• Dataset:
# # # # #
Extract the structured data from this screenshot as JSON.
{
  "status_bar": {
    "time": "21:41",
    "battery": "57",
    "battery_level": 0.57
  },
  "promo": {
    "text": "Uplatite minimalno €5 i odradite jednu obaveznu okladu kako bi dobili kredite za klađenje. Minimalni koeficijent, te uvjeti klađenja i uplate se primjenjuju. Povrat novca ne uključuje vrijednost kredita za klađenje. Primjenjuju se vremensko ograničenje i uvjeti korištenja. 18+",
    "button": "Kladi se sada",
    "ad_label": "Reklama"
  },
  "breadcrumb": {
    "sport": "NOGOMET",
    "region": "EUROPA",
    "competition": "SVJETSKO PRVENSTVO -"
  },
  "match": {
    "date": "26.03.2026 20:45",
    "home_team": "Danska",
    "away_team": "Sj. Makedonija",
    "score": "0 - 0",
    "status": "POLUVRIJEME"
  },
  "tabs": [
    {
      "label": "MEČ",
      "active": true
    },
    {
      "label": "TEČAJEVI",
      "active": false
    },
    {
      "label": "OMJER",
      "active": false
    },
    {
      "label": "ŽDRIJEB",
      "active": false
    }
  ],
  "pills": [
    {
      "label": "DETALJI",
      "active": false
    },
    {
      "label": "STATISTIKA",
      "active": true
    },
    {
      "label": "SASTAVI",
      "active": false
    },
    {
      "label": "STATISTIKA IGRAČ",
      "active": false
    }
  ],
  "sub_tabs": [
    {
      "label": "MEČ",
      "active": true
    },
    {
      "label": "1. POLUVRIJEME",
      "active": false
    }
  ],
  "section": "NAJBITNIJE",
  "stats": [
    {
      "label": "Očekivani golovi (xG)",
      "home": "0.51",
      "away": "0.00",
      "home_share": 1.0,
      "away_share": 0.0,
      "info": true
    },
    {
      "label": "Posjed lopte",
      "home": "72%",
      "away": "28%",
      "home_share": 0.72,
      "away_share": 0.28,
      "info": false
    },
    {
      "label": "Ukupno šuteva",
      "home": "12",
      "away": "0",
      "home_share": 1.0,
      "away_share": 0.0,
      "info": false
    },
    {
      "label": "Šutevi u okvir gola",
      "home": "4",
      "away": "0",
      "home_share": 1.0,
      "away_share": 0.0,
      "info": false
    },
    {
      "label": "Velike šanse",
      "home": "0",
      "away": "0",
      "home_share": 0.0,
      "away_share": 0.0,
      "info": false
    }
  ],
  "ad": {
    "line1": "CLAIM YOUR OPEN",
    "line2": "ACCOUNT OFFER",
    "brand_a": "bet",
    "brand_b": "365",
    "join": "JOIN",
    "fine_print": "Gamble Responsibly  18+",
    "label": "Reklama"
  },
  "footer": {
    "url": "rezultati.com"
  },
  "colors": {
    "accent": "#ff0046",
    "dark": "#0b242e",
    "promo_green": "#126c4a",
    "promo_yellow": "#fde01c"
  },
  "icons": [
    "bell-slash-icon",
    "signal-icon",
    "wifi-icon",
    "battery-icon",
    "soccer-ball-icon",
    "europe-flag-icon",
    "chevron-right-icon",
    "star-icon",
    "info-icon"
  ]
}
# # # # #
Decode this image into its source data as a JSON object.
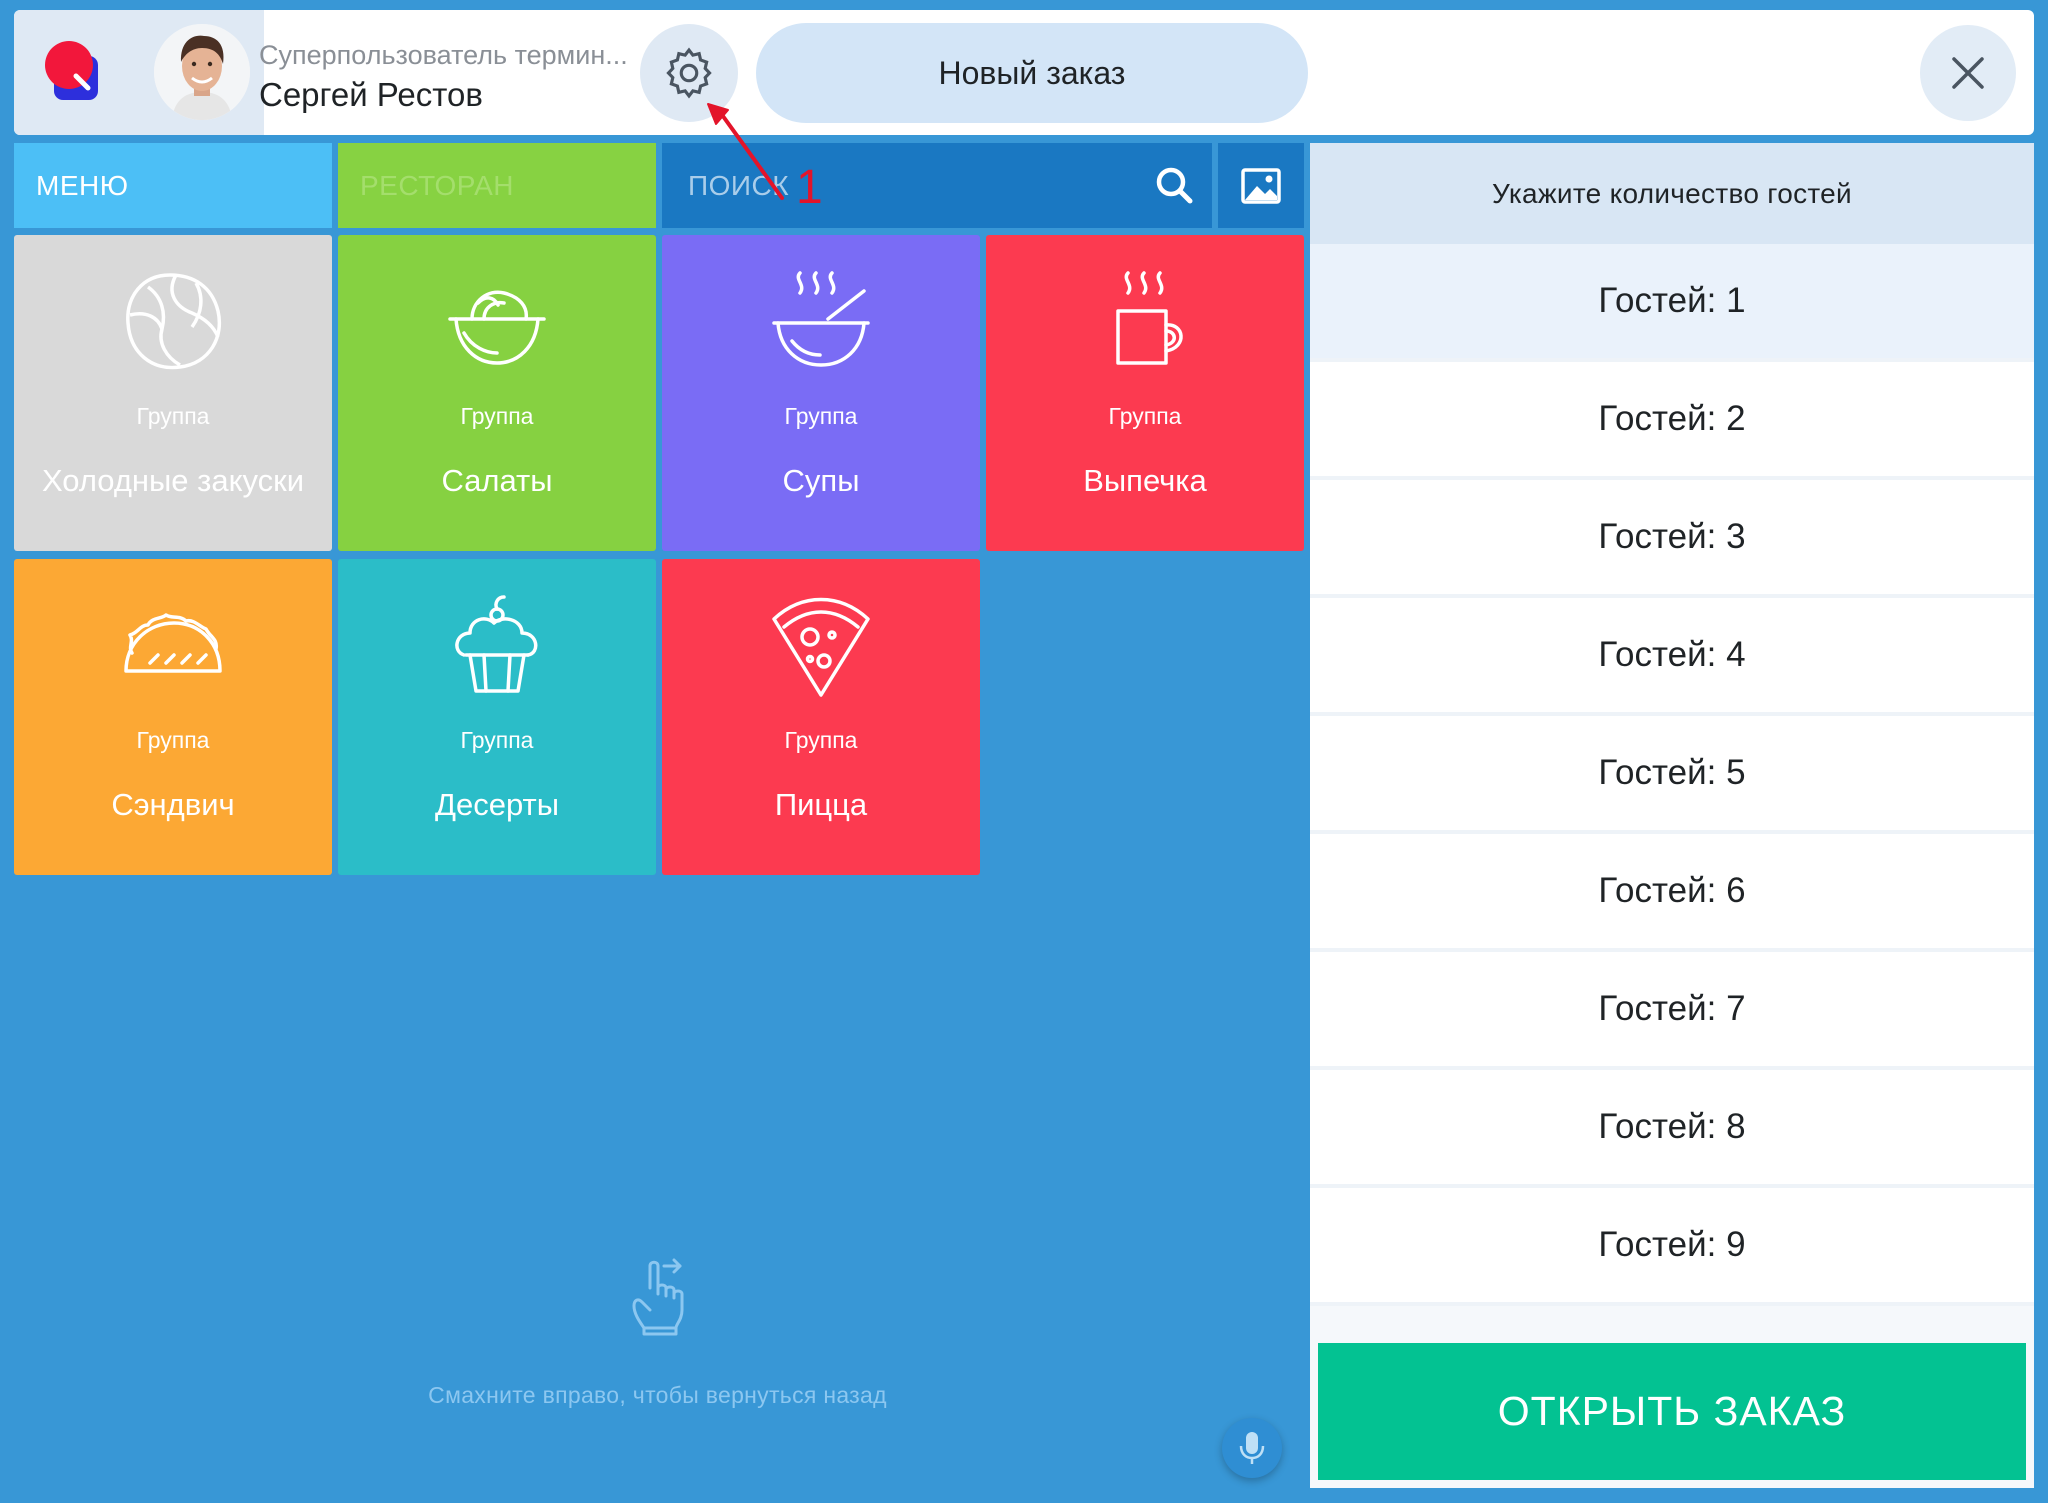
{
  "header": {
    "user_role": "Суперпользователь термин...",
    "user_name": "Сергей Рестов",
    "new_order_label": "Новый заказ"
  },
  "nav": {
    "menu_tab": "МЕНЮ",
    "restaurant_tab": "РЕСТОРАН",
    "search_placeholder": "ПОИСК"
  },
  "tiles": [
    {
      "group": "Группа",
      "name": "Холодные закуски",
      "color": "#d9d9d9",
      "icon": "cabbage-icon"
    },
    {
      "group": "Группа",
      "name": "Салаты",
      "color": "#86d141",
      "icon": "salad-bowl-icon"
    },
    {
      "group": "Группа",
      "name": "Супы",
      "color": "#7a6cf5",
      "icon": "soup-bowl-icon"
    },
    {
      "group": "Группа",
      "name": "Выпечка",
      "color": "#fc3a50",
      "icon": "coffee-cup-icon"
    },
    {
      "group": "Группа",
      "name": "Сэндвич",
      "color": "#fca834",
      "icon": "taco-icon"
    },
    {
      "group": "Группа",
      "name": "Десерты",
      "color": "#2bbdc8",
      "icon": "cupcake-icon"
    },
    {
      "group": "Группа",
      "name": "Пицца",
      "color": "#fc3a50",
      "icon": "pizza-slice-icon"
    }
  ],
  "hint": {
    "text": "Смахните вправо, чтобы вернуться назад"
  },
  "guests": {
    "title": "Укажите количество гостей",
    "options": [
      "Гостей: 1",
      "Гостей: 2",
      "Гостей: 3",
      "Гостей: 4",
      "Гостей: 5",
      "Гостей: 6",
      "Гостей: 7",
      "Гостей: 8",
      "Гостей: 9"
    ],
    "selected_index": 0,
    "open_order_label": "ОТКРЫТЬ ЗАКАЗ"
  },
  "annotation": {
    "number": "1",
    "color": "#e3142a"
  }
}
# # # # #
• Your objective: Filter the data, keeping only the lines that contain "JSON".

• Answer to this problem:
Extract the structured data from this screenshot as JSON.
Decode this image into its source data as a JSON object.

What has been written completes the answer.